EXERCISE DETAILS: Output every record word for word.

Stored dataset items:
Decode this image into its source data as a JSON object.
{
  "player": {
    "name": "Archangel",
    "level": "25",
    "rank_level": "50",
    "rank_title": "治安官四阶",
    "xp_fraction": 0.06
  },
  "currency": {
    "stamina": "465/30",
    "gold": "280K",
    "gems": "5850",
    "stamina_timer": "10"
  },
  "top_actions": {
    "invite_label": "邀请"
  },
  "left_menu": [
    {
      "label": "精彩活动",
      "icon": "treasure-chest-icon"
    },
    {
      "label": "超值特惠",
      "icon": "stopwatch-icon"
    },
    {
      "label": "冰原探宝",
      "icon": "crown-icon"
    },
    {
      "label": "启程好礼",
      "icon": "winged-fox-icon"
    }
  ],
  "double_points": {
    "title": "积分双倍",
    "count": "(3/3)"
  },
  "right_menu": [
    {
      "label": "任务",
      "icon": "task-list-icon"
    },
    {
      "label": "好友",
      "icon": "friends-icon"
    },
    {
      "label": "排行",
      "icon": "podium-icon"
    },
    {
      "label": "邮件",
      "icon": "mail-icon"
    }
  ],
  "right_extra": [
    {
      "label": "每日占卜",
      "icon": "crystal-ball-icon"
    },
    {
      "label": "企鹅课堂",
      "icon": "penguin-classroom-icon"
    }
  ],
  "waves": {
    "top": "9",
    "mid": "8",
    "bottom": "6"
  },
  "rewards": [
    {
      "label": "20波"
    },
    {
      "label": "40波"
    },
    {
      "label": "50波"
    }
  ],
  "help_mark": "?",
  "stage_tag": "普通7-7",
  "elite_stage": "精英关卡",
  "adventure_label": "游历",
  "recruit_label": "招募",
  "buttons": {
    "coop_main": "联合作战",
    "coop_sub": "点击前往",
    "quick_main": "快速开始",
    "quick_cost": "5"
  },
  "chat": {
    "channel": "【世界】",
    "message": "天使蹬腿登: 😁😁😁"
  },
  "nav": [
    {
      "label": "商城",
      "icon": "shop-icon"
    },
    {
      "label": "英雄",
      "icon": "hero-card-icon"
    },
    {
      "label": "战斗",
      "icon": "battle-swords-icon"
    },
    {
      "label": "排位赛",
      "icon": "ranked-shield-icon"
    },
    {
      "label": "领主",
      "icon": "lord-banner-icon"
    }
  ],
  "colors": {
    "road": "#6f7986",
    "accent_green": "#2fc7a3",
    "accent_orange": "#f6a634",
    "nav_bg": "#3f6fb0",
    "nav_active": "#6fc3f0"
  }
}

EXERCISE ANSWER:
Decode this image into its source data as a JSON object.
{
  "player": {
    "name": "Archangel",
    "level": "25",
    "rank_level": "50",
    "rank_title": "治安官四阶",
    "xp_fraction": 0.06
  },
  "currency": {
    "stamina": "465/30",
    "gold": "280K",
    "gems": "5850",
    "stamina_timer": "10"
  },
  "top_actions": {
    "invite_label": "邀请"
  },
  "left_menu": [
    {
      "label": "精彩活动",
      "icon": "treasure-chest-icon"
    },
    {
      "label": "超值特惠",
      "icon": "stopwatch-icon"
    },
    {
      "label": "冰原探宝",
      "icon": "crown-icon"
    },
    {
      "label": "启程好礼",
      "icon": "winged-fox-icon"
    }
  ],
  "double_points": {
    "title": "积分双倍",
    "count": "(3/3)"
  },
  "right_menu": [
    {
      "label": "任务",
      "icon": "task-list-icon"
    },
    {
      "label": "好友",
      "icon": "friends-icon"
    },
    {
      "label": "排行",
      "icon": "podium-icon"
    },
    {
      "label": "邮件",
      "icon": "mail-icon"
    }
  ],
  "right_extra": [
    {
      "label": "每日占卜",
      "icon": "crystal-ball-icon"
    },
    {
      "label": "企鹅课堂",
      "icon": "penguin-classroom-icon"
    }
  ],
  "waves": {
    "top": "9",
    "mid": "8",
    "bottom": "6"
  },
  "rewards": [
    {
      "label": "20波"
    },
    {
      "label": "40波"
    },
    {
      "label": "50波"
    }
  ],
  "help_mark": "?",
  "stage_tag": "普通7-7",
  "elite_stage": "精英关卡",
  "adventure_label": "游历",
  "recruit_label": "招募",
  "buttons": {
    "coop_main": "联合作战",
    "coop_sub": "点击前往",
    "quick_main": "快速开始",
    "quick_cost": "5"
  },
  "chat": {
    "channel": "【世界】",
    "message": "天使蹬腿登: 😁😁😁"
  },
  "nav": [
    {
      "label": "商城",
      "icon": "shop-icon"
    },
    {
      "label": "英雄",
      "icon": "hero-card-icon"
    },
    {
      "label": "战斗",
      "icon": "battle-swords-icon"
    },
    {
      "label": "排位赛",
      "icon": "ranked-shield-icon"
    },
    {
      "label": "领主",
      "icon": "lord-banner-icon"
    }
  ],
  "colors": {
    "road": "#6f7986",
    "accent_green": "#2fc7a3",
    "accent_orange": "#f6a634",
    "nav_bg": "#3f6fb0",
    "nav_active": "#6fc3f0"
  }
}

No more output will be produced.